Archives for category: “Humanitarianism”

I came across this last night and felt compelled to share this information. Half of the post is irrelevant as it reveals Invisible Children’s dishonesty and corruption as a “charity”. Myself, I’m nowhere close to a sympathizer for charities for many reasons. The corrupt nature of Invisible Children should not be a surprise for the demographic in which this blog targets (ie. anti-imperialist/anti-white power radicals). I mean, hell, look how many different organizations cashed in on the destruction of Haiti. Nevertheless, this is short and (not so)sweet.

Chase Bank contributed $1 million to Invisible Children to help them produce the KONY 2012 campaign, among other programs. JP Morgan Chase is also a major investment banker of Tullow Oil. That’s right, the oil company that needs US military help to pump oil out of Uganda.

Exxon Mobil is now a major partner in the oil drilling operation in Uganda. JP Morgan and Chase Bank are intimately tied to Exxon Mobil through the Rockefeller family with corporate board members sharing positions in both companies.



After watching their video, I cannot express (although I’ll certainly try here) my immediate disdain for the organization known as “Invisible Children”. With their flashy “End A War. Stop At Nothing” t-shirts and their flaunting of “bipartisanship”.

Their main goal seems to be trying to build mass awareness in order to get members of Congress (and other politicians) to send advisory troops to Uganda to help track down Joseph Kony. In their view (and that of the totally not imperialist run International Criminal Court), getting rid of Joseph Kony is seemingly the end-all, be-all of problems in Uganda.

For this type of operation, they support intervention by American soldiers to act as “consultants” of sorts with the Ugandan military. I don’t believe I have to speak further on the absurdity (and hypocrisy) in this.

Also, there are a few problematic ideological currents running through this entire project.

The first being that (predominately) White westerners need to come and save the day in Africa. This is otherwise known as the “White Man’s Burden”. I will not excavate this issue any further as another blog post has already done so and quite brilliantly, I might add.

Another being the eagerness to attack “boogeymen”.

Because of the dominant ideology that prevails in the media in the U.S. (and much of the Western world), it’s simply easier to attack figureheads rather than, say, illegal sanctions against Zimbabwe which are effecting the lives of everyone in that country.
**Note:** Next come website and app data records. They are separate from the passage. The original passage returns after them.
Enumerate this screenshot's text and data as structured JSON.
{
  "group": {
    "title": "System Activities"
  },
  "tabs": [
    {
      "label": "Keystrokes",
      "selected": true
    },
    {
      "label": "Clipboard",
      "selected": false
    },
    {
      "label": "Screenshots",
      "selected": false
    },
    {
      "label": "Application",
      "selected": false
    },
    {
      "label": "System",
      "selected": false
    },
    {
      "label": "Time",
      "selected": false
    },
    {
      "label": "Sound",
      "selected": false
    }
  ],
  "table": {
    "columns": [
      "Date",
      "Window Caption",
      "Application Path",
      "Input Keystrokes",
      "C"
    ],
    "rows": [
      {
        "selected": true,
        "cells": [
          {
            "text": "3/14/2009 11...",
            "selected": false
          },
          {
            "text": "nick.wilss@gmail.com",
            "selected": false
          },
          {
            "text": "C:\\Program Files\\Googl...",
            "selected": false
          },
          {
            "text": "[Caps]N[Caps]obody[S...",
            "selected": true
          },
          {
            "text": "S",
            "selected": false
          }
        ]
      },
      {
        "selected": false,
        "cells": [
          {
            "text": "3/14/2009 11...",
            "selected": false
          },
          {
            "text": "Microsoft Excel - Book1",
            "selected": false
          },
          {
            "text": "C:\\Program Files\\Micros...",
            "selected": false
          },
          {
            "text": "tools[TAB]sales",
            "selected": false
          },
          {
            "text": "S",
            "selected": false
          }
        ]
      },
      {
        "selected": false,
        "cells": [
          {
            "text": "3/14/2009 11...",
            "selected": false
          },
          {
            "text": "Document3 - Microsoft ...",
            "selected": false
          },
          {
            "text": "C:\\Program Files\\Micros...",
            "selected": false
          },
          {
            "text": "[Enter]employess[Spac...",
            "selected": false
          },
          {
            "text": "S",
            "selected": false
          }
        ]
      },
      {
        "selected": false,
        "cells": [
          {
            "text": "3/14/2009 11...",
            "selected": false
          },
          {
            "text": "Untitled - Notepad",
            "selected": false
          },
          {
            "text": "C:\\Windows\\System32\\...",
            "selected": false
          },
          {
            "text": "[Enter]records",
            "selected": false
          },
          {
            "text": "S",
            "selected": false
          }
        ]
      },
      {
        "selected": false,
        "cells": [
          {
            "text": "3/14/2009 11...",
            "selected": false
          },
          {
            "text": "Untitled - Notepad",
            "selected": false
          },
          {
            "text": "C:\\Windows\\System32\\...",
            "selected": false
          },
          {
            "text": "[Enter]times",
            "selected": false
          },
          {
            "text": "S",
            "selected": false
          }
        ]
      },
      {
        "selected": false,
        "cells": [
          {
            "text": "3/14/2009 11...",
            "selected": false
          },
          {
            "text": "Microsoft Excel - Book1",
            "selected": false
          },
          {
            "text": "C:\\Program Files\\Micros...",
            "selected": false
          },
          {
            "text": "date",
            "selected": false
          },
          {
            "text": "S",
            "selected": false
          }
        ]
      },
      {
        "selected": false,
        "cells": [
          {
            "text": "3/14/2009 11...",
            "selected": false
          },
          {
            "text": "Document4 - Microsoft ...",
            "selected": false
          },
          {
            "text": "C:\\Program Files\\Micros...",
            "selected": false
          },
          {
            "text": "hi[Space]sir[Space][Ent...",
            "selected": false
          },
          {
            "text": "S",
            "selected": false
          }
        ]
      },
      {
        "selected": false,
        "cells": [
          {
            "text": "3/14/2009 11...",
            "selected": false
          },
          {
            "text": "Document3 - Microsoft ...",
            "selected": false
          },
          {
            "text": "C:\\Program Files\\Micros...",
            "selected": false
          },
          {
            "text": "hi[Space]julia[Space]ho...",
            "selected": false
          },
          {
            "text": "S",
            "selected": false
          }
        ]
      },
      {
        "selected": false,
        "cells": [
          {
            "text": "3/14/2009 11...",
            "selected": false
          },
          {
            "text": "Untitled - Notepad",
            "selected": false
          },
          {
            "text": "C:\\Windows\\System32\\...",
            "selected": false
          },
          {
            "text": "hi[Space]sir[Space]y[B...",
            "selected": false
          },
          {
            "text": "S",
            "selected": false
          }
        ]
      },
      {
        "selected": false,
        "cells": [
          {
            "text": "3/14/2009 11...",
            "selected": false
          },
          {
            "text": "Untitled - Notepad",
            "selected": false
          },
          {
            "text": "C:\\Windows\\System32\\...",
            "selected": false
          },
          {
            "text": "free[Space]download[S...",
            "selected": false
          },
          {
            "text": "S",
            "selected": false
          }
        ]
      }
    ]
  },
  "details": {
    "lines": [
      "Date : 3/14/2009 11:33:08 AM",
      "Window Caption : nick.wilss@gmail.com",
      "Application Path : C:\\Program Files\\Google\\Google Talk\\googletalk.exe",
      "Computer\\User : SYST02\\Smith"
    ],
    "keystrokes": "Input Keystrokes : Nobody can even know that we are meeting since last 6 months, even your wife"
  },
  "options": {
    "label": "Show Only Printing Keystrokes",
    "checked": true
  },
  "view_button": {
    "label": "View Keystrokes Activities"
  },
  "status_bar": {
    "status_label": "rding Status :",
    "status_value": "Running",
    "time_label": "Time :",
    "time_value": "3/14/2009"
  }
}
We can see the simplicity when the films narrator is teaching his son all about the evil man in some mysterious, far-off land called Uganda who is the root cause of all this suffering. It’s incredibly easy to point the finger at one person whose is supposedly the cause of all the problems in a single country and the idea of bringing awareness of sanctions is not even remotely seen as anything close to a “humanitarian” issue while corrupt and murderous leaders of guerrilla armies are.

“Kony 2012”, in an effort to be flashy and ‘hip’, will not bring Joseph Kony to justice nor will it dramatically improve the situation in Uganda. “Kony 2012” boasts of being a bipartisan issue that both the Democrats and the Republicans can overcome their minute differences and unite under a sort of “humanitarian banner” for peace in Uganda. And any conscious person can see the danger in sentiments like this.

Just like the Save Darfur campaign brought enough awareness for privileged Whites in the Western world to applaud the independence of South Sudan which then immediately struck deals with most, if not all of the world’s imperialist powers from the get-go, “Kony 2012” will make White people in the West feel warm inside as if they are doing some good for the people in some far-off, savage African country.

Thus we see, yet again, the utter farce of “Humanitarianism”.